#### WORK INSTRUCTION:
Write the data below out again, exactly as each line reads.

=== Begin Enclosure ===

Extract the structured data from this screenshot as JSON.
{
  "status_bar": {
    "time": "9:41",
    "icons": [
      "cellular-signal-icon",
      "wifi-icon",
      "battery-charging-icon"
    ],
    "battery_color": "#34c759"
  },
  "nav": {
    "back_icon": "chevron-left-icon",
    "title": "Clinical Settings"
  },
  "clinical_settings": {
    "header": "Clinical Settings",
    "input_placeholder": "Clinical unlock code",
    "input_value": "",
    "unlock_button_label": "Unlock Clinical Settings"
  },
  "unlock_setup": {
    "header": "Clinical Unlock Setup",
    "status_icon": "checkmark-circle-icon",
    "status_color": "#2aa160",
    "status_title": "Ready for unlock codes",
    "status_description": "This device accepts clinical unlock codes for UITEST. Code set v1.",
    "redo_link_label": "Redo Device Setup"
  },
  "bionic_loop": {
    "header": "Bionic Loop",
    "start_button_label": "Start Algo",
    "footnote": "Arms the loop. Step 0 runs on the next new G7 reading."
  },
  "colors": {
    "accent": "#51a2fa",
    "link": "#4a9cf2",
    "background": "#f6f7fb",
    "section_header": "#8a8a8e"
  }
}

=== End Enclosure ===

#### REPLY TO THE TASK:
Extract the structured data from this screenshot as JSON.
{
  "status_bar": {
    "time": "9:41",
    "icons": [
      "cellular-signal-icon",
      "wifi-icon",
      "battery-charging-icon"
    ],
    "battery_color": "#34c759"
  },
  "nav": {
    "back_icon": "chevron-left-icon",
    "title": "Clinical Settings"
  },
  "clinical_settings": {
    "header": "Clinical Settings",
    "input_placeholder": "Clinical unlock code",
    "input_value": "",
    "unlock_button_label": "Unlock Clinical Settings"
  },
  "unlock_setup": {
    "header": "Clinical Unlock Setup",
    "status_icon": "checkmark-circle-icon",
    "status_color": "#2aa160",
    "status_title": "Ready for unlock codes",
    "status_description": "This device accepts clinical unlock codes for UITEST. Code set v1.",
    "redo_link_label": "Redo Device Setup"
  },
  "bionic_loop": {
    "header": "Bionic Loop",
    "start_button_label": "Start Algo",
    "footnote": "Arms the loop. Step 0 runs on the next new G7 reading."
  },
  "colors": {
    "accent": "#51a2fa",
    "link": "#4a9cf2",
    "background": "#f6f7fb",
    "section_header": "#8a8a8e"
  }
}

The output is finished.